Invasive species can hitchhike on your shoes, so following the trail ensures that Garlic Mustard and other invaders don’t spread to sensitive habitats.

Venturing off the trail also threatens ground-nesting birds and risks trampling or destroying plants and small animals.

See you on the trails!

Bird watching is a fun and versatile hobby and, when done thoughtfully, can benefit both humans and wildlife.

If you haven’t already, consider signing up to volunteer for the third Ontario Breeding Bird Atlas.

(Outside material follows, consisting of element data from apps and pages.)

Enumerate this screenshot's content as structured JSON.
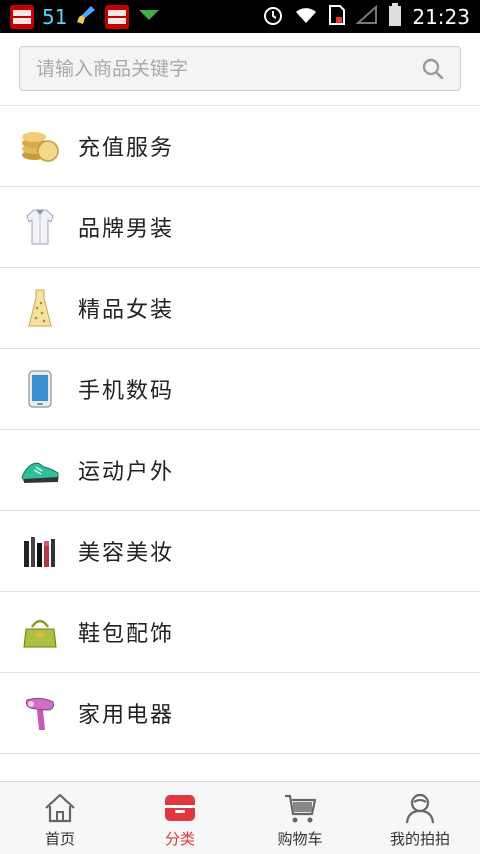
{
  "status_bar": {
    "left_number": "51",
    "time": "21:23"
  },
  "search": {
    "placeholder": "请输入商品关键字"
  },
  "categories": [
    {
      "label": "充值服务",
      "icon": "coins-icon"
    },
    {
      "label": "品牌男装",
      "icon": "shirt-icon"
    },
    {
      "label": "精品女装",
      "icon": "dress-icon"
    },
    {
      "label": "手机数码",
      "icon": "phone-icon"
    },
    {
      "label": "运动户外",
      "icon": "sneaker-icon"
    },
    {
      "label": "美容美妆",
      "icon": "cosmetics-icon"
    },
    {
      "label": "鞋包配饰",
      "icon": "handbag-icon"
    },
    {
      "label": "家用电器",
      "icon": "hairdryer-icon"
    },
    {
      "label": "",
      "icon": "partial-item-icon"
    }
  ],
  "tabbar": {
    "tabs": [
      {
        "label": "首页",
        "icon": "home-icon",
        "active": false
      },
      {
        "label": "分类",
        "icon": "category-icon",
        "active": true
      },
      {
        "label": "购物车",
        "icon": "cart-icon",
        "active": false
      },
      {
        "label": "我的拍拍",
        "icon": "user-icon",
        "active": false
      }
    ]
  },
  "colors": {
    "accent": "#e0383e",
    "statusbar_bg": "#000000"
  }
}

You can also help us better understand the park’s biodiversity by reporting your sightings on or